But that's not quite what people imagine is going on. A couple of people I've spoken to thought that clicking that button meant that Linked In would search its existing customer base to see if any of their contacts were already there. They thought the only people who'd be contacted were other people who'd chosen to join Linked In already. They didn't know that Linked In would be sending emails on their behalf and they certainly didn't know that when those emails were ignored Linked In would start sending reminder emails to chivvy you along.
But of course your email address isn't only known to your friends and family. If you reply to someone they get your email address. Are we supposed to remain hermetically sealed in our own online worlds never responding to anything anyone sends our way for fear that they will inadvertently create social-network spam for us further down the line?
Wouldn't it be much easier if you could just ask Linked In - a nice big, respectable company - to stop emailing you no matter who clicks what? You'd think so wouldn't you? But their emails never contained an unsubscribe link. Every time I searched for ways to make them stop emailing me I found the same piece of advice. The only way of making them stop is to join the site.
It starts to feel like a protection racket after a while.
I emailed various addresses and got no help. I asked their twitter account and got no help there either. When I first searched their FAQ I found questions about removing email addresses and thought I'd finally struck gold. But the answers always led to a login page.
It was like an endlessly looping conversation:
"You want to remove your email address? Sure thing... just go to your account page and change your settings."
"But I don't have an account. So I don't have an account page."
"That's okay... you can sign up and... "
But then, one day I managed to find a magic link in the FAQ. It was a question about removing your address from a Do Not Contact list. In other words it was the exact opposite of what I wanted... but it was exciting because at least it proved that there was such a thing as a Do Not Contact list. (It just seemed wholly in keeping with Linked In's corporate mindset that they could only ever envisage people wanting to find out how to be more contactable rather than less.)
I clicked the link. It led to an email form. I had to change the pre-ordained subject line in order to make it say I wanted out and then I explained that I'd spent two years trying to make them leave me alone.
And it finally worked. I finally got a response... and they tell me I'm now on the Do Not Contact list. And so far I haven't heard from them. And I expect them to stay true to their word because they are a legit, law abiding company. Albeit one that annoys the hell out of me and - judging from my twitter stream - hundreds of other people too.
Interestingly the page I found seems to have been reworded since. (I'm not claiming that they've changed it because of me, I'm just mentioning it so that I don't get a load of messages telling me I'm wrong.) There is now a question in the FAQ that tells you how to add your address to the Do Not Contact list. Finally they acknowledge that there are people who don't want to hear from them!
It's still not the easiest link to find. I've replied to a few people telling them how I did it but I didn't have the link to hand at the time so I could only tell them that it existed. They've come back telling me that they couldn't find it. So here, for everyone else who feels spammed by Linked In, is the magic button to get you out of the system:
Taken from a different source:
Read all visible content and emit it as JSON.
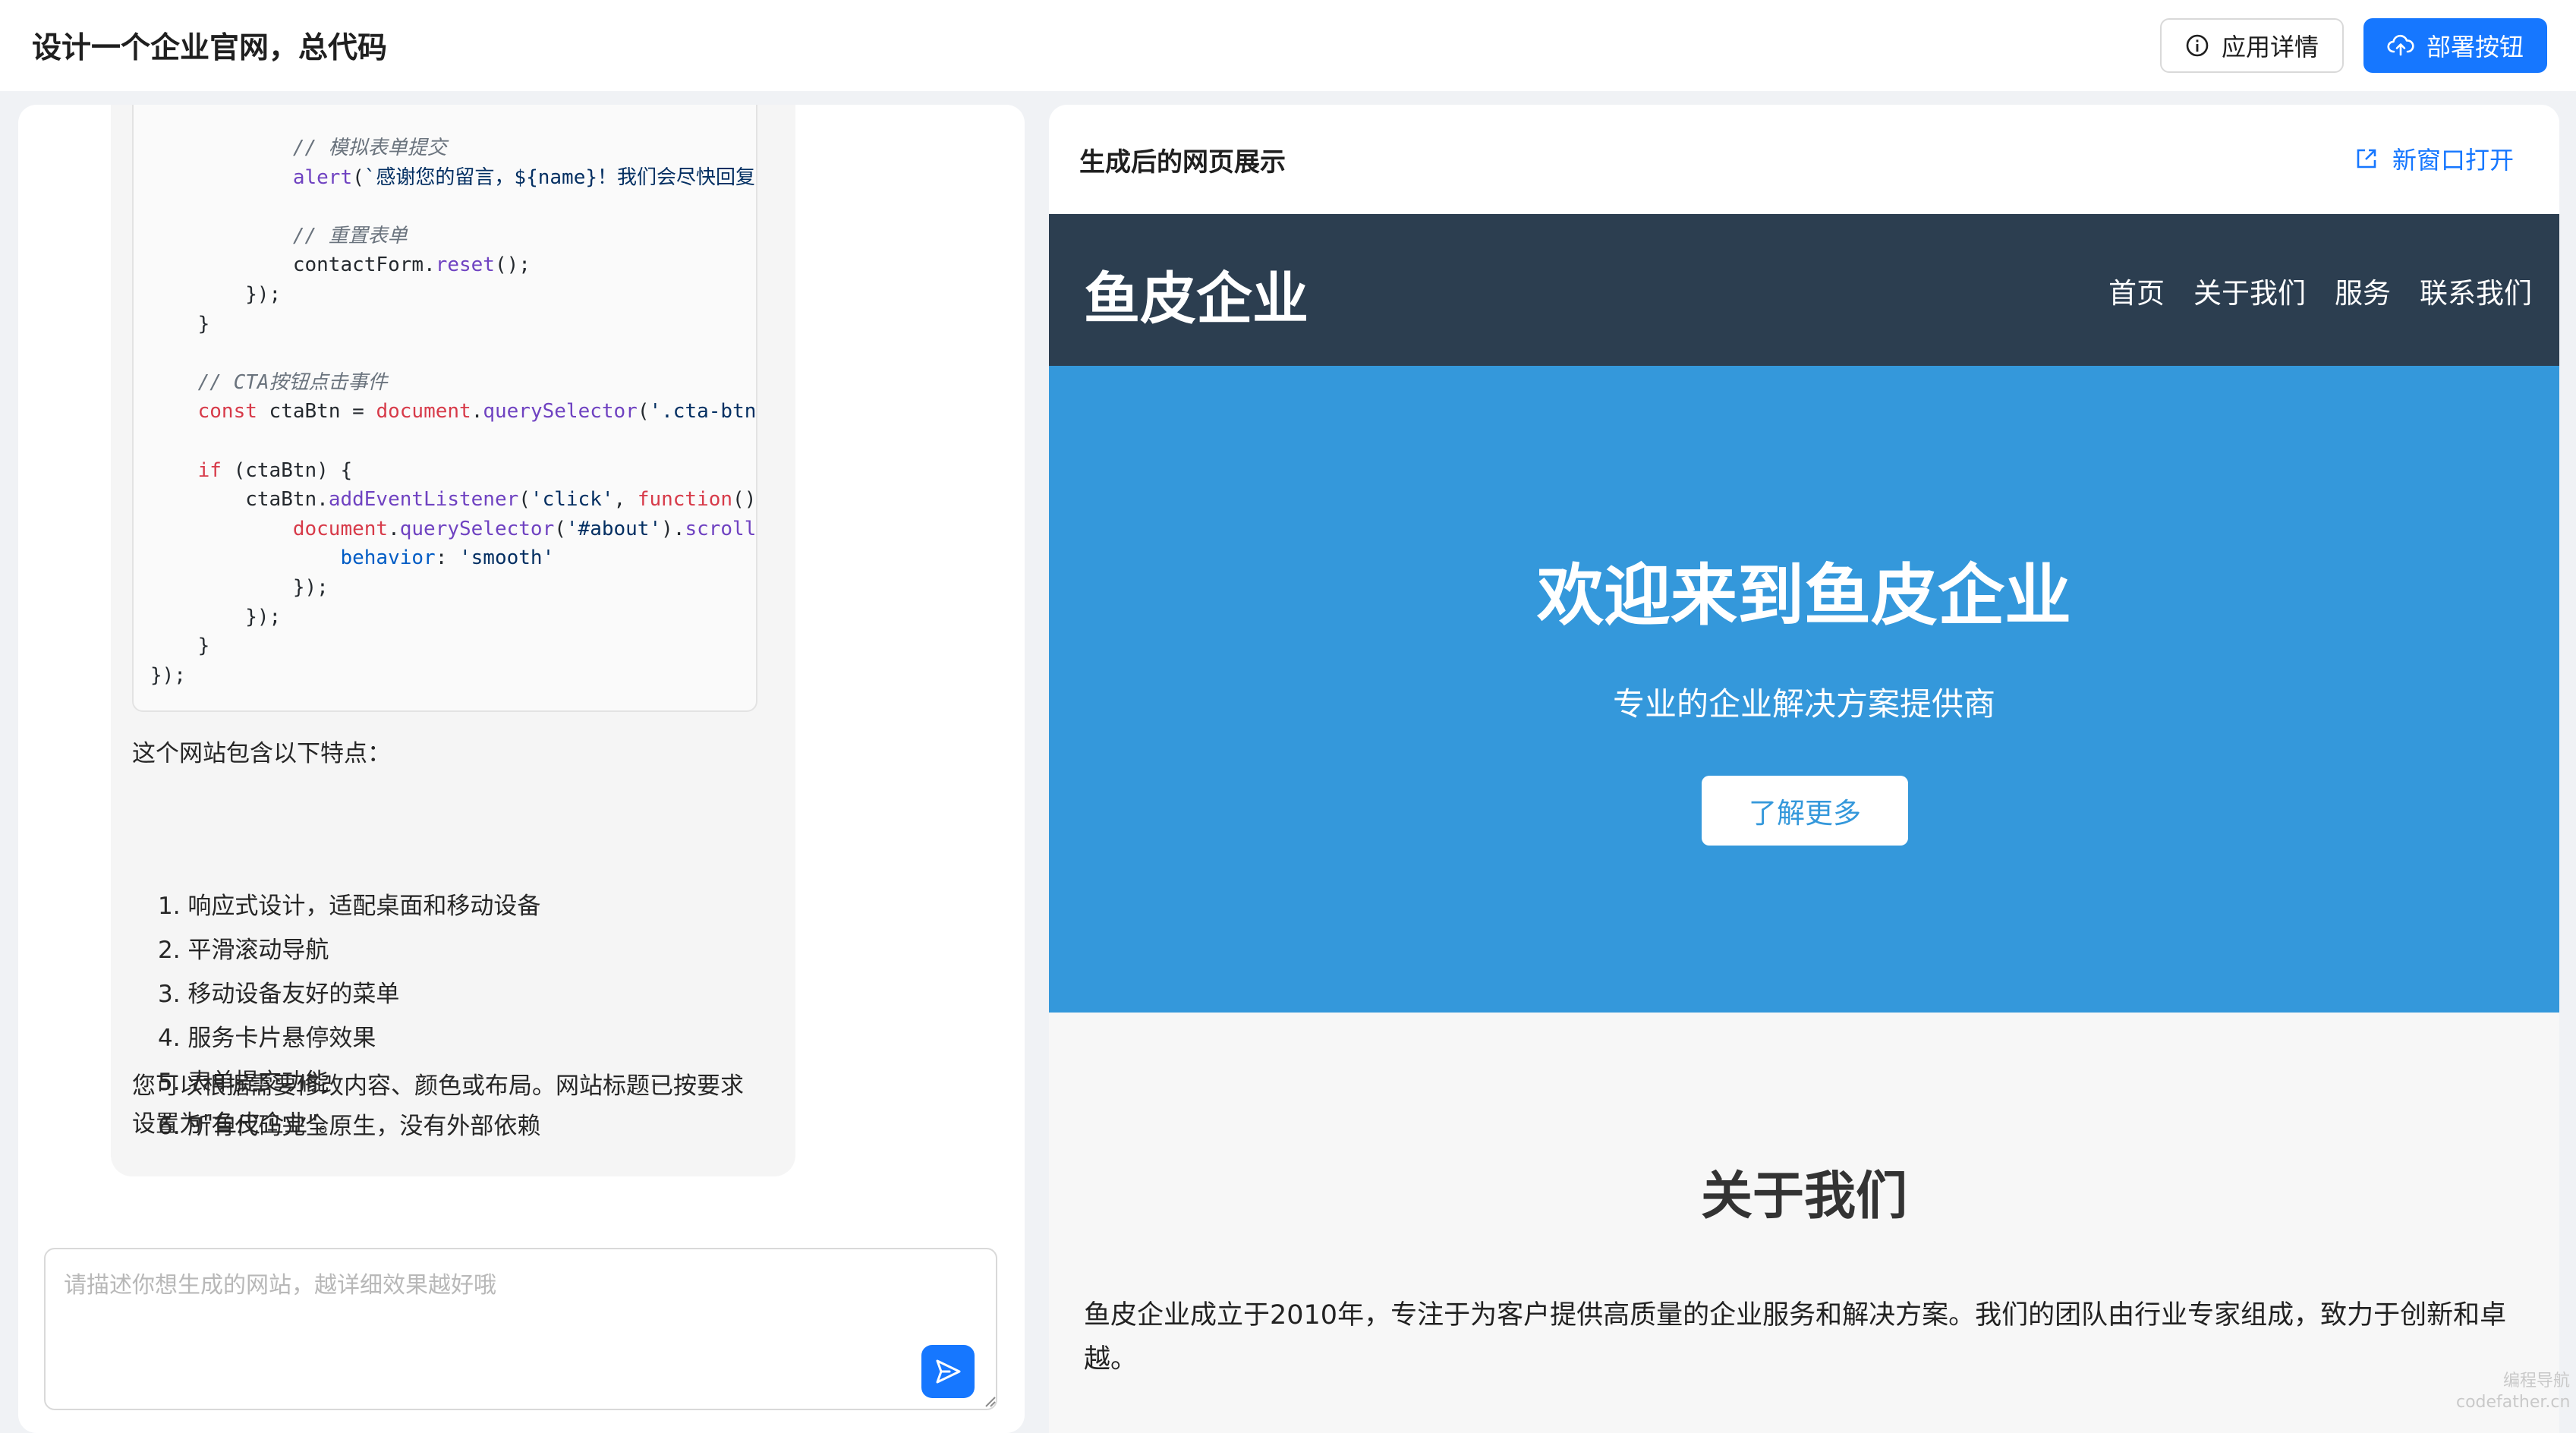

And this is what freedom looks like:
I'd be interested to hear from anyone who uses the site to find out what it looks like from the inside? How clear is it that the site is emailing people on your behalf? I've no problem with those who like it... I just think that when a big company sends out so many emails and they don't make opting-out an easy option they might as well be spammers regardless of what the law says.